Display pays tribute to comedian who hosted Detroit-based show
To commemorate the late Soupy Sales, whose career of comic anarchy began with his Detroit-based kids show “Lunch With Soupy,” the Detroit Historical Museum will put back on display many of the Soupy artifacts from its recent show, “Detroit’s Classic TV Personalities.”
The Soupy display opened Wednesday at the museum and will continue through Sunday, Dec. 6. Memorabilia on loan from the Sales family collection includes puppets White Fang (“the biggest, meanest dog in the United States”), Black Tooth (“the nicest dog in the United States”) and Pookie the Lion, plus one of his bow ties, as well as books, records and other items.
Some of the collectibles are from the collection of Ed Golick, who runs the Web site detroitkidshow.com.
Sales, 83, died last Thursday night in a hospice in the Bronx, New York, after battling ill health for several years.
He was born Milton Supman in North Carolina, where his parents ran a small-town dry goods store and Sales developed that faint Southern lilt to his accent.
After college, service in World War II and several radio jobs, Sales landed in Detroit in 1953 and launched his first local kids show. Soon he added a nighttime variety show for adults to his workload; that show featured the best local and touring musicians, and today the only known film of trumpet legend Clifford Brown, available on youtube.com, is a clip from Soupy’s show circa 1955.
“Lunch with Soupy” went national in 1959, but a generation of Detroiters was already hooked.
Rocker Alice Cooper, who grew up on Detroit’s east side, relayed his thoughts via his publicist Bob Merlis:
“Being from Detroit, I came home every day and watched Soupy at lunch. One of the greatest moments of my life was getting piefaced by Soupy. He was one of my all-time heroes.”

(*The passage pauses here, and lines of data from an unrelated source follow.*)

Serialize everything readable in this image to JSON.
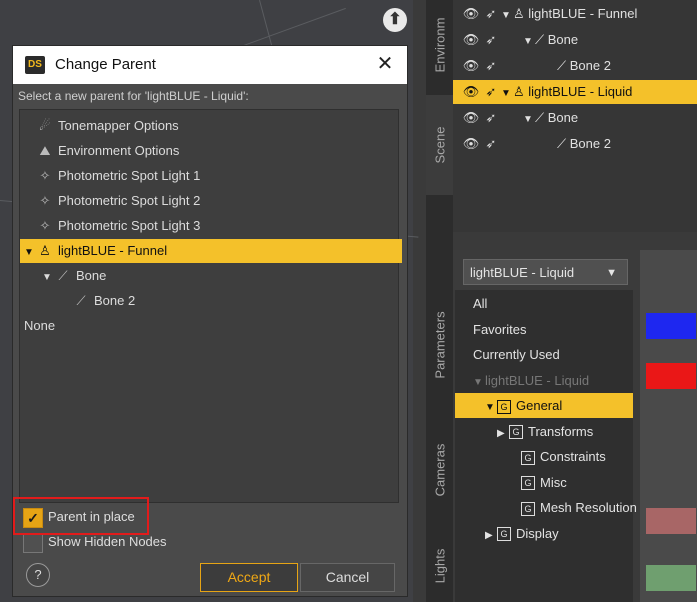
{
  "dialog": {
    "title": "Change Parent",
    "app_badge": "DS",
    "close_glyph": "✕",
    "subtitle": "Select a new parent for 'lightBLUE - Liquid':",
    "tree": [
      {
        "label": "Tonemapper Options",
        "icon": "tonemapper-icon",
        "glyph": "☄",
        "indent": 0,
        "arrow": "",
        "selected": false
      },
      {
        "label": "Environment Options",
        "icon": "environment-icon",
        "glyph": "⛰",
        "indent": 0,
        "arrow": "",
        "selected": false
      },
      {
        "label": "Photometric Spot Light 1",
        "icon": "spotlight-icon",
        "glyph": "✧",
        "indent": 0,
        "arrow": "",
        "selected": false
      },
      {
        "label": "Photometric Spot Light 2",
        "icon": "spotlight-icon",
        "glyph": "✧",
        "indent": 0,
        "arrow": "",
        "selected": false
      },
      {
        "label": "Photometric Spot Light 3",
        "icon": "spotlight-icon",
        "glyph": "✧",
        "indent": 0,
        "arrow": "",
        "selected": false
      },
      {
        "label": "lightBLUE - Funnel",
        "icon": "figure-icon",
        "glyph": "♙",
        "indent": 0,
        "arrow": "▼",
        "selected": true
      },
      {
        "label": "Bone",
        "icon": "bone-icon",
        "glyph": "⟋",
        "indent": 1,
        "arrow": "▼",
        "selected": false
      },
      {
        "label": "Bone 2",
        "icon": "bone-icon",
        "glyph": "⟋",
        "indent": 2,
        "arrow": "",
        "selected": false
      },
      {
        "label": "None",
        "icon": "",
        "glyph": "",
        "indent": 0,
        "arrow": "",
        "selected": false
      }
    ],
    "parent_in_place": {
      "label": "Parent in place",
      "checked": true,
      "check_glyph": "✓"
    },
    "show_hidden_nodes": {
      "label": "Show Hidden Nodes",
      "checked": false
    },
    "help_glyph": "?",
    "accept_label": "Accept",
    "cancel_label": "Cancel",
    "accent_color": "#f4c12a",
    "highlight_color": "#e21b1b"
  },
  "viewport": {
    "nav_glyph": "⬆"
  },
  "side_tabs": {
    "environment": "Environm",
    "scene": "Scene",
    "parameters": "Parameters",
    "cameras": "Cameras",
    "lights": "Lights"
  },
  "scene": {
    "rows": [
      {
        "label": "lightBLUE - Funnel",
        "arrow": "▼",
        "glyph": "♙",
        "icon": "figure-icon",
        "indent": 0,
        "selected": false
      },
      {
        "label": "Bone",
        "arrow": "▼",
        "glyph": "⟋",
        "icon": "bone-icon",
        "indent": 1,
        "selected": false
      },
      {
        "label": "Bone 2",
        "arrow": "",
        "glyph": "⟋",
        "icon": "bone-icon",
        "indent": 2,
        "selected": false
      },
      {
        "label": "lightBLUE - Liquid",
        "arrow": "▼",
        "glyph": "♙",
        "icon": "figure-icon",
        "indent": 0,
        "selected": true
      },
      {
        "label": "Bone",
        "arrow": "▼",
        "glyph": "⟋",
        "icon": "bone-icon",
        "indent": 1,
        "selected": false
      },
      {
        "label": "Bone 2",
        "arrow": "",
        "glyph": "⟋",
        "icon": "bone-icon",
        "indent": 2,
        "selected": false
      }
    ]
  },
  "parameters": {
    "node_select": "lightBLUE - Liquid",
    "node_select_arrow": "▼",
    "list": [
      {
        "label": "All",
        "box": "",
        "arrow": "",
        "indent": 0,
        "selected": false,
        "dim": false
      },
      {
        "label": "Favorites",
        "box": "",
        "arrow": "",
        "indent": 0,
        "selected": false,
        "dim": false
      },
      {
        "label": "Currently Used",
        "box": "",
        "arrow": "",
        "indent": 0,
        "selected": false,
        "dim": false
      },
      {
        "label": "lightBLUE - Liquid",
        "box": "",
        "arrow": "▼",
        "indent": 0,
        "selected": false,
        "dim": true
      },
      {
        "label": "General",
        "box": "G",
        "arrow": "▼",
        "indent": 1,
        "selected": true,
        "dim": false
      },
      {
        "label": "Transforms",
        "box": "G",
        "arrow": "▶",
        "indent": 2,
        "selected": false,
        "dim": false
      },
      {
        "label": "Constraints",
        "box": "G",
        "arrow": "",
        "indent": 3,
        "selected": false,
        "dim": false
      },
      {
        "label": "Misc",
        "box": "G",
        "arrow": "",
        "indent": 3,
        "selected": false,
        "dim": false
      },
      {
        "label": "Mesh Resolution",
        "box": "G",
        "arrow": "",
        "indent": 3,
        "selected": false,
        "dim": false
      },
      {
        "label": "Display",
        "box": "G",
        "arrow": "▶",
        "indent": 1,
        "selected": false,
        "dim": false
      }
    ]
  }
}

UPI photo Soupy Sales was hit by more than 16,000 pies on his show.
Detroit News file photo “Lunch with Soupy Sales” originated on Detroit’s WXYZ-TV (Channel 7) in 1953.